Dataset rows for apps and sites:

★ ★ ★ ★

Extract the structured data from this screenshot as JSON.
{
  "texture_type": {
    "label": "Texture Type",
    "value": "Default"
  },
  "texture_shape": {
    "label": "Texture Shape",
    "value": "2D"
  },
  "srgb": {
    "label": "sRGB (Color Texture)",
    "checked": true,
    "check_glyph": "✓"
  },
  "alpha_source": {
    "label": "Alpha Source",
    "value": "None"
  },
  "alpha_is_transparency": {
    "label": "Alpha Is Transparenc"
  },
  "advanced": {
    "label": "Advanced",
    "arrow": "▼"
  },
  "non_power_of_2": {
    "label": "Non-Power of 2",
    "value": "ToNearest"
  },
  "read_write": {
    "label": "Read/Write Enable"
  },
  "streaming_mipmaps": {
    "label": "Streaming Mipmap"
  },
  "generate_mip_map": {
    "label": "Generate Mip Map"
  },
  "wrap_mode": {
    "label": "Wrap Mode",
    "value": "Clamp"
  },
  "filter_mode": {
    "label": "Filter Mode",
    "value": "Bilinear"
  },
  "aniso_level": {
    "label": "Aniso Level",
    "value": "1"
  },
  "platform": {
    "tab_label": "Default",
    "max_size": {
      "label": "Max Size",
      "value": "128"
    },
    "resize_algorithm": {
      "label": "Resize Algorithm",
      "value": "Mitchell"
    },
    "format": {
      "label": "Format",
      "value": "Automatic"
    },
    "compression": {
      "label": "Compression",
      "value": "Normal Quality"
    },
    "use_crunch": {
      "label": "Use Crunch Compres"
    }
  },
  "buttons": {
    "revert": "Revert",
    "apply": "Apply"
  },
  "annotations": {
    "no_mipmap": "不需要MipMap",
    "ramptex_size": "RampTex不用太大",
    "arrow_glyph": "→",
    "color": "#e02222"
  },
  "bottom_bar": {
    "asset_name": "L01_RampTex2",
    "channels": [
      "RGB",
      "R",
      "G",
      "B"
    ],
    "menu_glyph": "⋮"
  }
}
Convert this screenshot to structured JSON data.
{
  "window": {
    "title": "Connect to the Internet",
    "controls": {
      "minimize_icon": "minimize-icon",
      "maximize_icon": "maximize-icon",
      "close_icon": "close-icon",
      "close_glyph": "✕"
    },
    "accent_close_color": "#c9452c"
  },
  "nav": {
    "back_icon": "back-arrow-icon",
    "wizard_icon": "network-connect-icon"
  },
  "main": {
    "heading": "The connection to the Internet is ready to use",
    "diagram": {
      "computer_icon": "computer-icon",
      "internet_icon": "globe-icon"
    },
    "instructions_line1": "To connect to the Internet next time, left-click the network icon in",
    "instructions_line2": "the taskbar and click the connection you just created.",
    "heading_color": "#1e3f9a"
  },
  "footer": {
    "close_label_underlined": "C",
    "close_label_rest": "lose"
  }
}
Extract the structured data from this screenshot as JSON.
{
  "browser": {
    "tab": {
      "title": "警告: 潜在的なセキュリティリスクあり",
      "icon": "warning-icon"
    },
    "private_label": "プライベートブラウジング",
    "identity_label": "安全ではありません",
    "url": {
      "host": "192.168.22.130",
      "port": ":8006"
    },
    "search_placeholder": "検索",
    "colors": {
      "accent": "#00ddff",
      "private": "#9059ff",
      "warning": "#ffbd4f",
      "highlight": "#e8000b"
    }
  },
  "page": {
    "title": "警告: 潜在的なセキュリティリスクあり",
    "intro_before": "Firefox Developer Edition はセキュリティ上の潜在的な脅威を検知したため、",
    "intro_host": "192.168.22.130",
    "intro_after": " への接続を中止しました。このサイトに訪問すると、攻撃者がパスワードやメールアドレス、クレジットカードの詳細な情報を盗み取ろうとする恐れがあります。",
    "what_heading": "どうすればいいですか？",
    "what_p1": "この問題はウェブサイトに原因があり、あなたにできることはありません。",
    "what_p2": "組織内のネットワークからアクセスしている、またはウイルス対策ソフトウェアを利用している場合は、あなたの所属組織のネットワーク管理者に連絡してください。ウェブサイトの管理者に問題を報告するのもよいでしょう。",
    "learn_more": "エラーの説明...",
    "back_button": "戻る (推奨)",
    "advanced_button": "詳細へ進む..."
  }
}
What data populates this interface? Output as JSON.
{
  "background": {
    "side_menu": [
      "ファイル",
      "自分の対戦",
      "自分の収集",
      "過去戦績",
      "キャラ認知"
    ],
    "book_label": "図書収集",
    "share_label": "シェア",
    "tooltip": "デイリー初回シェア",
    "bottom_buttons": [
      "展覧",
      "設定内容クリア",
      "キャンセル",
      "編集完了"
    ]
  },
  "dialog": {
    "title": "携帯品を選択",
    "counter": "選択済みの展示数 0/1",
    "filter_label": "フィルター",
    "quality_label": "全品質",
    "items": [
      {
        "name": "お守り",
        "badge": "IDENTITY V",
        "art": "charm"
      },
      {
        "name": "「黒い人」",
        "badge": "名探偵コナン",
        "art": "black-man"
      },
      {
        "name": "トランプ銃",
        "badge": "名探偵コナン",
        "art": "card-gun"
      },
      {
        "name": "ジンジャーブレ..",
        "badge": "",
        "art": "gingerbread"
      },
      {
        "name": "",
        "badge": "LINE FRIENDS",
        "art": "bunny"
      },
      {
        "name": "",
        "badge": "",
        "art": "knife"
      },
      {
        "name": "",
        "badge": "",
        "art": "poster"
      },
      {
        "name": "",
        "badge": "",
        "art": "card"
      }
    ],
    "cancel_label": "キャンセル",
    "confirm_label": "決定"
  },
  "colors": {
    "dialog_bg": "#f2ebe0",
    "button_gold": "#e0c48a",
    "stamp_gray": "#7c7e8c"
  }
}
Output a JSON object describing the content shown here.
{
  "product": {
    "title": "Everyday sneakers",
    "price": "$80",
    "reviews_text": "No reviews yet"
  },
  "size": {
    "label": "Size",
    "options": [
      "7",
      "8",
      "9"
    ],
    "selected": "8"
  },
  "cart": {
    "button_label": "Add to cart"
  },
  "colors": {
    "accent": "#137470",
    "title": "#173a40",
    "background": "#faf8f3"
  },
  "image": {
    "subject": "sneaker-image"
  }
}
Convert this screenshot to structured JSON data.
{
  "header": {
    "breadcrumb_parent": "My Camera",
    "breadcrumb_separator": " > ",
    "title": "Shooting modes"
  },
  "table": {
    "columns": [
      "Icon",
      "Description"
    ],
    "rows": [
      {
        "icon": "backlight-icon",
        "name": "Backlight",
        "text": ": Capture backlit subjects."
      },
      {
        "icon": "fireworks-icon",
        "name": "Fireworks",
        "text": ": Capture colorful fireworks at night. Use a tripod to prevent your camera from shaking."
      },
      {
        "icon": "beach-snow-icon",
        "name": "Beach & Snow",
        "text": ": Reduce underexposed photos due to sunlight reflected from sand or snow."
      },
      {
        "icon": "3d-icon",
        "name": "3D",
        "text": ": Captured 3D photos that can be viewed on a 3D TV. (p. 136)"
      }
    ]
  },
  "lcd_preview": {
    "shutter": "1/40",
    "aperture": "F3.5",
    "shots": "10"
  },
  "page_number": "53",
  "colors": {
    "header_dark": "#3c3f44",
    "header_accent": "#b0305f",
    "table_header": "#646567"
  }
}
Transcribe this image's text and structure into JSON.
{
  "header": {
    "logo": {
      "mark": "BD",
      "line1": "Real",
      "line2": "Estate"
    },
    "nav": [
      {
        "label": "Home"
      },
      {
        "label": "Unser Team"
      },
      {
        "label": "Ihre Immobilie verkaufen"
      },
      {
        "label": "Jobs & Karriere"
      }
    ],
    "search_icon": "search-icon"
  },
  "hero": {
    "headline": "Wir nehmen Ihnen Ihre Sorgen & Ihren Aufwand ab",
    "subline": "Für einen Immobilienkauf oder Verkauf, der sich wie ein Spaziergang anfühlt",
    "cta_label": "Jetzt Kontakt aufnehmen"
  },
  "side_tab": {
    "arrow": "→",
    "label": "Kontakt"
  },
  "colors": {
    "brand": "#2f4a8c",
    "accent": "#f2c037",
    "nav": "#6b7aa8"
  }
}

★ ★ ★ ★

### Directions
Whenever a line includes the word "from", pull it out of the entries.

### Problem solution
Extract the structured data from this screenshot as JSON.
Extract the structured data from this screenshot as JSON.
        "text": ": Capture colorful fireworks at night. Use a tripod to prevent your camera from shaking."
        "text": ": Reduce underexposed photos due to sunlight reflected from sand or snow."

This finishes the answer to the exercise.